(Stored items from a collection)
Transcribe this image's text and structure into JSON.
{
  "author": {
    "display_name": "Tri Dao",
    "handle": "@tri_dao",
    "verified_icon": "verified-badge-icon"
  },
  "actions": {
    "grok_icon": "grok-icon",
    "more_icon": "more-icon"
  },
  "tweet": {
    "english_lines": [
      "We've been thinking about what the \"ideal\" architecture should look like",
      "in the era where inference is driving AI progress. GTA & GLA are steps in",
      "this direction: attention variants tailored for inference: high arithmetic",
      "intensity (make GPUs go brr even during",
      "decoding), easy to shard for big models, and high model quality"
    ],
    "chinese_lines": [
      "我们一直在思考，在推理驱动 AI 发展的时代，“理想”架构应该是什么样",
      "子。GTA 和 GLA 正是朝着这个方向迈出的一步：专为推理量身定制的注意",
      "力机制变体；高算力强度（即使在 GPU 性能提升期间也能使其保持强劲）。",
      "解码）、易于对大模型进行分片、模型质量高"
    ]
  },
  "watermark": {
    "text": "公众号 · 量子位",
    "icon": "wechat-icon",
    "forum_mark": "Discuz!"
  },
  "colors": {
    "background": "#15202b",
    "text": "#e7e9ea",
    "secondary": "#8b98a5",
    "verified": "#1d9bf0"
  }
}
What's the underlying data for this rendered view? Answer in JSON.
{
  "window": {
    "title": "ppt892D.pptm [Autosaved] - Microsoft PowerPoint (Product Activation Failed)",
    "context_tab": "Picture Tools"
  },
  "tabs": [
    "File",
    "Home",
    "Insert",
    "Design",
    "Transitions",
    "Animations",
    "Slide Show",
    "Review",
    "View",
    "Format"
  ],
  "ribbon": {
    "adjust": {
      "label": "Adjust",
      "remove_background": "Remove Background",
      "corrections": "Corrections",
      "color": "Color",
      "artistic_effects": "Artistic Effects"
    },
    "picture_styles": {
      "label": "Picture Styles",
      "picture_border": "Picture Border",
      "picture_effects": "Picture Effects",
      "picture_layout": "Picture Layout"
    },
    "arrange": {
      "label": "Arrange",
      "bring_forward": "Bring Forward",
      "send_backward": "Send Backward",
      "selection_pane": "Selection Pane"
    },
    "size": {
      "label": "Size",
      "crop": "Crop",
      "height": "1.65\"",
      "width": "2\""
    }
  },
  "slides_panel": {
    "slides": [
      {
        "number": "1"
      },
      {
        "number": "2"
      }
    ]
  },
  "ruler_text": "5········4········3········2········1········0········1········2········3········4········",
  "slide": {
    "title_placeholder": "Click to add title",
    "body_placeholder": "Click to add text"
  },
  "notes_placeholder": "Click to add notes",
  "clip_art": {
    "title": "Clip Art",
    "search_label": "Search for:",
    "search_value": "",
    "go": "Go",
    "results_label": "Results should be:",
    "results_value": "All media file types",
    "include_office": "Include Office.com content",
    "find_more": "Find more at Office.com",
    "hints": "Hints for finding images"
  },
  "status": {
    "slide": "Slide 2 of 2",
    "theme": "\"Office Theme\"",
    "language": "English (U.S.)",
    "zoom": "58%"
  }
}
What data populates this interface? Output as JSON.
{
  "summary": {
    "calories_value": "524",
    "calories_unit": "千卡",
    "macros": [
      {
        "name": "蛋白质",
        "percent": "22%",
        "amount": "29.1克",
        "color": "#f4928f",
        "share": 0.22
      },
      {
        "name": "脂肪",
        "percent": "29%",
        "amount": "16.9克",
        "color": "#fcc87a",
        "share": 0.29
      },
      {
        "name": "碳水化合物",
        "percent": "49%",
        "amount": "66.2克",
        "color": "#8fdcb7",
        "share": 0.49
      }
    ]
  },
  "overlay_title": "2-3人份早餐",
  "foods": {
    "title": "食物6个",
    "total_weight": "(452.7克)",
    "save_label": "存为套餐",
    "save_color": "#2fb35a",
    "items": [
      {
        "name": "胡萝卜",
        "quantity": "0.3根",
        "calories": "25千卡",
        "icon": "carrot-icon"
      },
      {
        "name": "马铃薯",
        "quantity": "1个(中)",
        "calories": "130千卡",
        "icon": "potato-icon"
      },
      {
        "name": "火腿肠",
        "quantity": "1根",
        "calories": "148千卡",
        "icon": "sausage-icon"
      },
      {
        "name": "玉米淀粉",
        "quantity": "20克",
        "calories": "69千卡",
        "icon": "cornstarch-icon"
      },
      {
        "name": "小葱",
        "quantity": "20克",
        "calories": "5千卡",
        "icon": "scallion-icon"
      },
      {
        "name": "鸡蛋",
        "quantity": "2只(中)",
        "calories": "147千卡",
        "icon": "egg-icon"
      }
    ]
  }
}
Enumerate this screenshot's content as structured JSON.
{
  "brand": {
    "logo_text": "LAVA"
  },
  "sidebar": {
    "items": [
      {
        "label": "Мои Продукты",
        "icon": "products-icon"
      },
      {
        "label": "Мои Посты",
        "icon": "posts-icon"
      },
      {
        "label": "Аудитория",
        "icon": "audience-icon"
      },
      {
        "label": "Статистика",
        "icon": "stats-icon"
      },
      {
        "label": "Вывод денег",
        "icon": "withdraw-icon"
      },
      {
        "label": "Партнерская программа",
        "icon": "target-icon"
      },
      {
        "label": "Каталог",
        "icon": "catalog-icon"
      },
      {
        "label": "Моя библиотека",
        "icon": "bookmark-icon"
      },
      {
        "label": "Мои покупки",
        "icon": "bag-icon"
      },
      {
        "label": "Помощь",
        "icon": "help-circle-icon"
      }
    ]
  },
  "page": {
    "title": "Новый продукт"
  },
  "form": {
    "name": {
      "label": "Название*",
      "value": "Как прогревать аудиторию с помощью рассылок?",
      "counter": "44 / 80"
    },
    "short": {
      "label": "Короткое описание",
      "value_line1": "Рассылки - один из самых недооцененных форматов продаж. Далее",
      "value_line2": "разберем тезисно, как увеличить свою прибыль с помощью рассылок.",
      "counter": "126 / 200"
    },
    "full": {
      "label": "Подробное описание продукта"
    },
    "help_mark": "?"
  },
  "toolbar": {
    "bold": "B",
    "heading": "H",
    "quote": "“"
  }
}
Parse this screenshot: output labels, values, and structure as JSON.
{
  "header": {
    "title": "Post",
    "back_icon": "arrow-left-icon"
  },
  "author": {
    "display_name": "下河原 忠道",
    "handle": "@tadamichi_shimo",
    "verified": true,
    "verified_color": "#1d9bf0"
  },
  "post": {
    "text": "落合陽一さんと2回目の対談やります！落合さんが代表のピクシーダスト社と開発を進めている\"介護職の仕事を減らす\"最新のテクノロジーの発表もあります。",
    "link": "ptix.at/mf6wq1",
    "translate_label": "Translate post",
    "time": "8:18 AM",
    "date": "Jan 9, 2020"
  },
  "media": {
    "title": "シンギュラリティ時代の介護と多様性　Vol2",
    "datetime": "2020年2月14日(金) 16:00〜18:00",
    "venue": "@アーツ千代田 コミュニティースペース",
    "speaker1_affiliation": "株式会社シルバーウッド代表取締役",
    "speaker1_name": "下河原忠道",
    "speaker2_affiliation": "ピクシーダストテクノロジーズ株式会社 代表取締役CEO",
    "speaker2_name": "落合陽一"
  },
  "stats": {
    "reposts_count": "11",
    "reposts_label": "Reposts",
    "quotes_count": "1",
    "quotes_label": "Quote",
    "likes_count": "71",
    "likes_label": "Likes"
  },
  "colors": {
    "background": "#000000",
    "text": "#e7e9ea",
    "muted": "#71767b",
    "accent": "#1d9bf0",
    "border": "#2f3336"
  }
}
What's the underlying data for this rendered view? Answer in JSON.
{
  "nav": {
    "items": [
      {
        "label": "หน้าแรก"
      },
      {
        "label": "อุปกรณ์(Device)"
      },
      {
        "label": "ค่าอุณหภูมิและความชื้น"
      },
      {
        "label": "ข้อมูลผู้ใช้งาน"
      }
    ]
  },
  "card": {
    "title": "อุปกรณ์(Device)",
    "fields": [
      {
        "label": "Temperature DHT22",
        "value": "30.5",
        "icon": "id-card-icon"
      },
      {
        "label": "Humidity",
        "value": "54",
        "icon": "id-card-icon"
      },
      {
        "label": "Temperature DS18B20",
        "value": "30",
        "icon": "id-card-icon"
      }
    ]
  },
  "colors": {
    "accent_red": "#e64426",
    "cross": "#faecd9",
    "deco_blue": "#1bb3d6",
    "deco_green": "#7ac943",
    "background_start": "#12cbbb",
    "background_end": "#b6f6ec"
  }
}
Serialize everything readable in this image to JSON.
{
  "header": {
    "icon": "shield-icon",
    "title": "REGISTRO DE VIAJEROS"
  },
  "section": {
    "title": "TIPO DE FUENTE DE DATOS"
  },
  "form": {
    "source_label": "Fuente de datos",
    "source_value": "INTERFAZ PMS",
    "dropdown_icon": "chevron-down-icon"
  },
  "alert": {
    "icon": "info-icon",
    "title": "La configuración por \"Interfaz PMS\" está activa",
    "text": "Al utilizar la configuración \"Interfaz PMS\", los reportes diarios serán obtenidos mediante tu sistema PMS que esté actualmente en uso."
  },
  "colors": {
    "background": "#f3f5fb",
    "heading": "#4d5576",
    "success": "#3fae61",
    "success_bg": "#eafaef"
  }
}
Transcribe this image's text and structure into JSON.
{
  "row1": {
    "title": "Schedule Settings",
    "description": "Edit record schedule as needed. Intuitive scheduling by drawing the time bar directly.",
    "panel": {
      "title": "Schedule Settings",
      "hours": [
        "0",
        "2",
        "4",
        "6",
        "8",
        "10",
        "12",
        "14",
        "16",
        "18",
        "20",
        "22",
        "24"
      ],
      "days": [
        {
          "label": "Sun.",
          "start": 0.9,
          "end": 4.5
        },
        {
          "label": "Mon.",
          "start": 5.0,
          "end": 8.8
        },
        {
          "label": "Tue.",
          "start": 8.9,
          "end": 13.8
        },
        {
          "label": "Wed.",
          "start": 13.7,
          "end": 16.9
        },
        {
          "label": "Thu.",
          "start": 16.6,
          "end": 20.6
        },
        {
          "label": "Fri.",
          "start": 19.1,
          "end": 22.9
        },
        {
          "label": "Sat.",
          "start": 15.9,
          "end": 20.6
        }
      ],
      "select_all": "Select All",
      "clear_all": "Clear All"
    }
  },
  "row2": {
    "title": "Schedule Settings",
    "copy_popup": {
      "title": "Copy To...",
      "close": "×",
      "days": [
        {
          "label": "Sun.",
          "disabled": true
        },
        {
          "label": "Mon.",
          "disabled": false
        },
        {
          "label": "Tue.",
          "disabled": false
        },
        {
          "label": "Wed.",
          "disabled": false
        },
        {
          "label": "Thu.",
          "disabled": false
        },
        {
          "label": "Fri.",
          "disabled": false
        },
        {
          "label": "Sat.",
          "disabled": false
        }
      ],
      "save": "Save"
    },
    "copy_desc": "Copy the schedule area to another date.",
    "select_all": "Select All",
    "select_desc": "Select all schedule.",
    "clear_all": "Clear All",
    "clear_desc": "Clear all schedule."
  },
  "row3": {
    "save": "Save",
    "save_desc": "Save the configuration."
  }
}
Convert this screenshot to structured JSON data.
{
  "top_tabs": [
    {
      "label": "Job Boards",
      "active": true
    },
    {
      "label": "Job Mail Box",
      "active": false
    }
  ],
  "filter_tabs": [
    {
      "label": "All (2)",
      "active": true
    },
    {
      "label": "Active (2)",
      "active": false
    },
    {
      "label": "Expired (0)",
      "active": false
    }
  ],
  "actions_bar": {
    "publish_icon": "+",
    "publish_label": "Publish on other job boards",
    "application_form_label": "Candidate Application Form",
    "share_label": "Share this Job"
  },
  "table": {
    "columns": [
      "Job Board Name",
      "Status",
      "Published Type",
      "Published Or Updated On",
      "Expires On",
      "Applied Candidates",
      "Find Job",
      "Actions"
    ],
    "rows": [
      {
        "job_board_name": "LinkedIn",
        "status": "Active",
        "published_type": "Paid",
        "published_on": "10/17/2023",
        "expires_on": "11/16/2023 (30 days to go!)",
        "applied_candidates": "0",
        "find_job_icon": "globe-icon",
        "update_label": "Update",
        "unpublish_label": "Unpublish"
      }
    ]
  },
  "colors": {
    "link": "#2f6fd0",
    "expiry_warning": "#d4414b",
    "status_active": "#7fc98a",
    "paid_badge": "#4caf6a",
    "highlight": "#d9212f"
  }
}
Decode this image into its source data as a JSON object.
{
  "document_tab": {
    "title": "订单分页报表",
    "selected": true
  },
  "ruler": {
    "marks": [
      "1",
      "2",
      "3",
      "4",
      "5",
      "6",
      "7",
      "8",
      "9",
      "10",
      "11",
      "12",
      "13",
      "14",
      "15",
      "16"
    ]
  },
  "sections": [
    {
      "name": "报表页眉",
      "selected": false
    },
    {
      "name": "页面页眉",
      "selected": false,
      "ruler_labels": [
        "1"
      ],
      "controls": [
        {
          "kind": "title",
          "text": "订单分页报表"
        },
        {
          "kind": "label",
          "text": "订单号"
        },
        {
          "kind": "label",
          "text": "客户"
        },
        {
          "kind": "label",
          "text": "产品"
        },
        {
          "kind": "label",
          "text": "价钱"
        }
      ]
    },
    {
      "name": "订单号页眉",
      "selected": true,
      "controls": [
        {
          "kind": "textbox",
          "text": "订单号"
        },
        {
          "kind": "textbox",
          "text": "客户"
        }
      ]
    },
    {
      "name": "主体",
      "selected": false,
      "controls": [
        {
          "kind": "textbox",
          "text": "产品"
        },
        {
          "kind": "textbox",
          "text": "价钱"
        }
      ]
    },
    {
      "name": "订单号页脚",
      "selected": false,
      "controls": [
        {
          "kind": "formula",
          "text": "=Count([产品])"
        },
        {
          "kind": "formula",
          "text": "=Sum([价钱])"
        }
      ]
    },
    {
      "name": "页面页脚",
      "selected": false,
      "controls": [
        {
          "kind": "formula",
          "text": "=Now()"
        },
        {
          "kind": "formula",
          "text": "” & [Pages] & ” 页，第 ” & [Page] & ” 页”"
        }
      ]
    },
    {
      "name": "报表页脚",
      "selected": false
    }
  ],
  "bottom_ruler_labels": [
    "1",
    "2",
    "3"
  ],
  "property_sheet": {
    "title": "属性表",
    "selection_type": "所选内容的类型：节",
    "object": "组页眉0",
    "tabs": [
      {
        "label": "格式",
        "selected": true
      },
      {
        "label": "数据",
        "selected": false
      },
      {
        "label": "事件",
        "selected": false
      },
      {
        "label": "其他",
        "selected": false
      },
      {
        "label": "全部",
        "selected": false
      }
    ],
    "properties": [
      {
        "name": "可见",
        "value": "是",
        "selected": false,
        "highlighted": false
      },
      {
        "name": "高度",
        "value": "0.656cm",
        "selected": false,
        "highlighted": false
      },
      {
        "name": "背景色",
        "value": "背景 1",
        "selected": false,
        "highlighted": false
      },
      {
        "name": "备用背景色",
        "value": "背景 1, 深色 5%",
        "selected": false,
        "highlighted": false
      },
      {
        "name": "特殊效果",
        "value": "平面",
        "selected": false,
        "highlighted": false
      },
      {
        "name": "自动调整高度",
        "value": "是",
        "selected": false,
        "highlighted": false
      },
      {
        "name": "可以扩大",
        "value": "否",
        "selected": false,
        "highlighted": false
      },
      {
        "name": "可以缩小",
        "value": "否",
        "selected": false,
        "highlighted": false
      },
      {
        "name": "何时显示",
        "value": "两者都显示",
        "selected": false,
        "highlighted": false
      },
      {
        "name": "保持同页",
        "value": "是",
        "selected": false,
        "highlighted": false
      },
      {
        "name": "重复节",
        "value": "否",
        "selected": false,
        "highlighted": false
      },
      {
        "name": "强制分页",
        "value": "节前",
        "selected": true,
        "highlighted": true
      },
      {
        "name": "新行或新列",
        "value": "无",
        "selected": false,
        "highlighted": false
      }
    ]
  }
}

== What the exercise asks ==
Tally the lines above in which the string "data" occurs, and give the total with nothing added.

== Exercise result ==
5